Vancouver-based Doubleview Gold Corp. is developing claims in an area north of Telegraph Creek that occupies an important place in Tahltan oral histories, said Chad Norman Day, president of the Tahltan Central Government. (THE CANADIAN PRESS/HO)
B.C. Indigenous nation opposes mineral exploration in culturally sensitive area

There’s “no way” the Tahltan would ever support a mine there, says Chad Norman Day, president of its central government

Stz’uminus Elder George Harris, Ladysmith Mayor Aaron Stone, and Stz’uminus Chief Roxanne Harris opened the ceremony. (Cole Schisler photo)
Symbolic red dresses rehung along B.C. highway after vandals tore them down

Leaders from Stz’uminus First Nation and the Town of Ladysmith hung new dresses on Sat. April 17

A Western toadlet crosses the centre line of Elk View Road in Chilliwack on Aug. 26, 2010. A tunnel underneath the road has since been installed to help them migrate cross the road. Saturday, April 24 is Save the Frogs Day. (Jenna Hauck/ Progress File)
Unofficial holidays: Here’s what people are celebrating for the week of April 18 to 24

Save the Frogs Day, Love Your Thighs Day and Scream Day are all coming up this week

Local carpenter Tyler Bohn embarked on a quest to create the East Sooke Treehouse, after seeing people build similar structures on a Discovery Channel show. (East Sooke Treehouse Facebook photo)
PHOTOS: B.C. carpenter builds fort inspired by TV’s ‘Treehouse Masters’

The whimsical structure features a wooden walking path, a loft, kitchen – and is now listed on Airbnb

The Attorney General’s Ministry says certain disputes may now be resolved through either a tribunal or the court system, pending its appeal of a B.C. Supreme Court decision that reduced the tribunal’s jurisdiction. (AP Photo/Mark J. Terrill)
Court of Appeal grants partial stay in ruling on B.C. auto injuries

B.C. trial lawyers challenged legislation brought in to cap minor injury awards and move smaller court disputes to the Civil Resolution Tribunal

Cannabis bought in British Columbia (Ashley Wadhwani/Black Press Media)
Is it time to start thinking about greener ways to package cannabis?

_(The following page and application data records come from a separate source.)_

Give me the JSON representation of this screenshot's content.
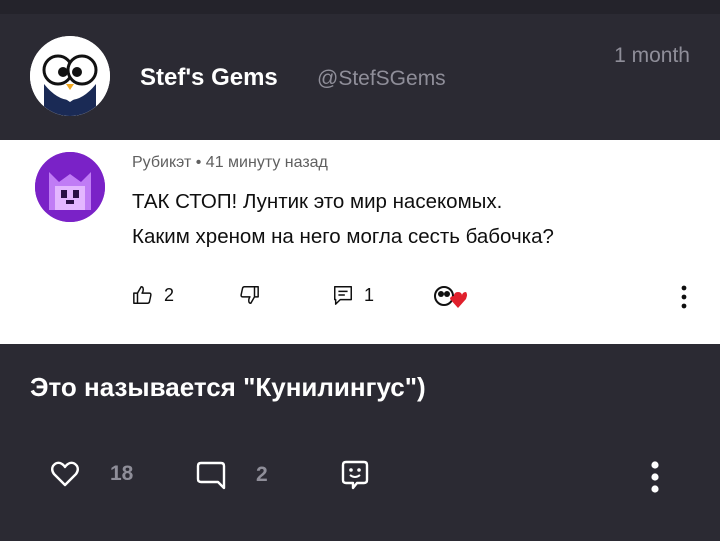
{
  "post": {
    "author": "Stef's Gems",
    "handle": "@StefSGems",
    "time": "1 month"
  },
  "embedded_comment": {
    "author": "Рубикэт",
    "separator": "•",
    "time": "41 минуту назад",
    "lines": [
      "ТАК СТОП! Лунтик это мир насекомых.",
      "Каким хреном на него могла сесть бабочка?"
    ],
    "likes": "2",
    "replies": "1"
  },
  "reply": {
    "text": "Это называется \"Кунилингус\")"
  },
  "actions": {
    "likes": "18",
    "comments": "2"
  },
  "colors": {
    "background": "#2b2a33",
    "muted": "#8f8e99",
    "heart": "#e0202c"
  }
}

Packaging suppliers are still figuring eco-friendly and affordable packaging options that fit the mandates of Cannabis Regulations

Most Read